RECORDED INFORMATION —
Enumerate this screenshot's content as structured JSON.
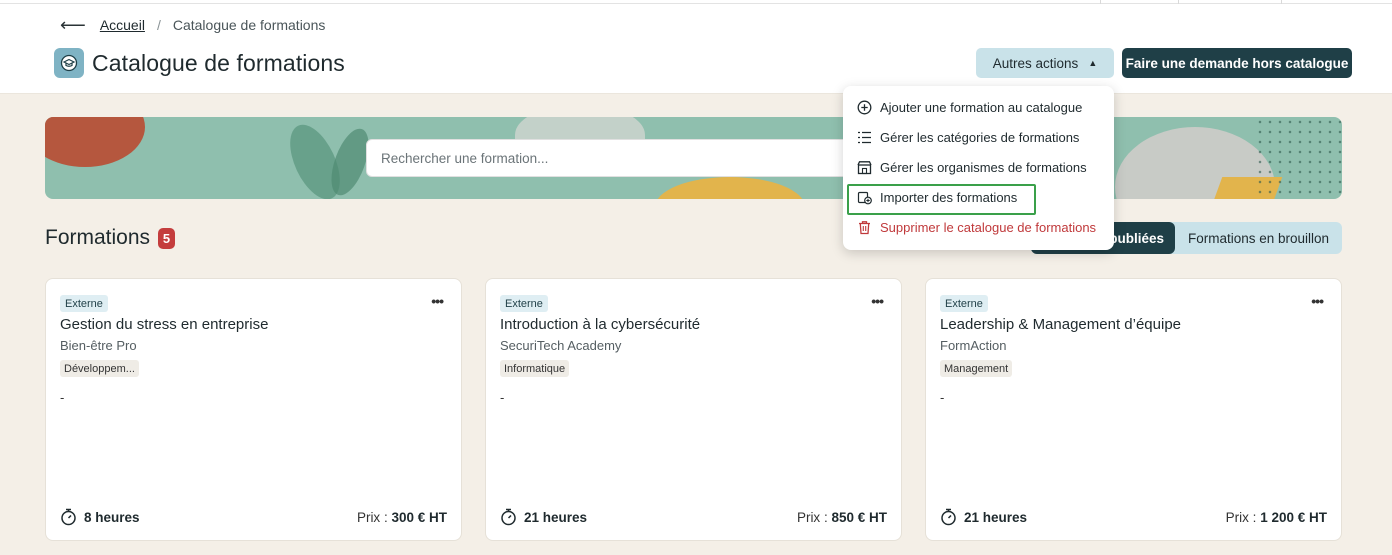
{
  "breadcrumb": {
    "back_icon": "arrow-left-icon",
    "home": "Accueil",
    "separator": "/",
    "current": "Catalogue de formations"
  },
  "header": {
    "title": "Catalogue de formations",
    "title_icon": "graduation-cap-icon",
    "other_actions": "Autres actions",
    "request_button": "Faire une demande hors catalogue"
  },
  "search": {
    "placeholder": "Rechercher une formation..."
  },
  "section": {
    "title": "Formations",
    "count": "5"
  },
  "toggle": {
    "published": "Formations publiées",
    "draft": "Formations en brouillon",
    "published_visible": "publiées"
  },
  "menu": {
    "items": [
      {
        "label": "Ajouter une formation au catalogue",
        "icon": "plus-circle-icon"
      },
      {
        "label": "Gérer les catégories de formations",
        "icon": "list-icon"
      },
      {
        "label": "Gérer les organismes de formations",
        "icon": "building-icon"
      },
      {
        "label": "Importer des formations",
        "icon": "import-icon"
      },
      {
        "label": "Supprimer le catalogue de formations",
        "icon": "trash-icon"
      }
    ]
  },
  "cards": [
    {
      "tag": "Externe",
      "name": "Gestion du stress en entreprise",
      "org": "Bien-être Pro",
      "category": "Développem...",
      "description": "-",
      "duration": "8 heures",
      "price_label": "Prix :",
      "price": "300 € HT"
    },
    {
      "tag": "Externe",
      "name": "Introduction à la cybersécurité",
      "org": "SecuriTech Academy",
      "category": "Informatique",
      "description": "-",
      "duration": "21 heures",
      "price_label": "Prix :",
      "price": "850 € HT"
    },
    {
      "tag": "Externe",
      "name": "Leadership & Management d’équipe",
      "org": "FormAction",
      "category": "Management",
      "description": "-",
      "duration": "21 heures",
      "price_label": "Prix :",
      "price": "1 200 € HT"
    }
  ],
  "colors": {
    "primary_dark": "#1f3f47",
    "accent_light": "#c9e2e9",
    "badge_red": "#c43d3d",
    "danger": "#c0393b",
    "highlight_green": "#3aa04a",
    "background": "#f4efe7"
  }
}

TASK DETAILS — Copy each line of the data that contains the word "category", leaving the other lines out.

TASK ANSWER —
      "category": "Développem...",
      "category": "Informatique",
      "category": "Management",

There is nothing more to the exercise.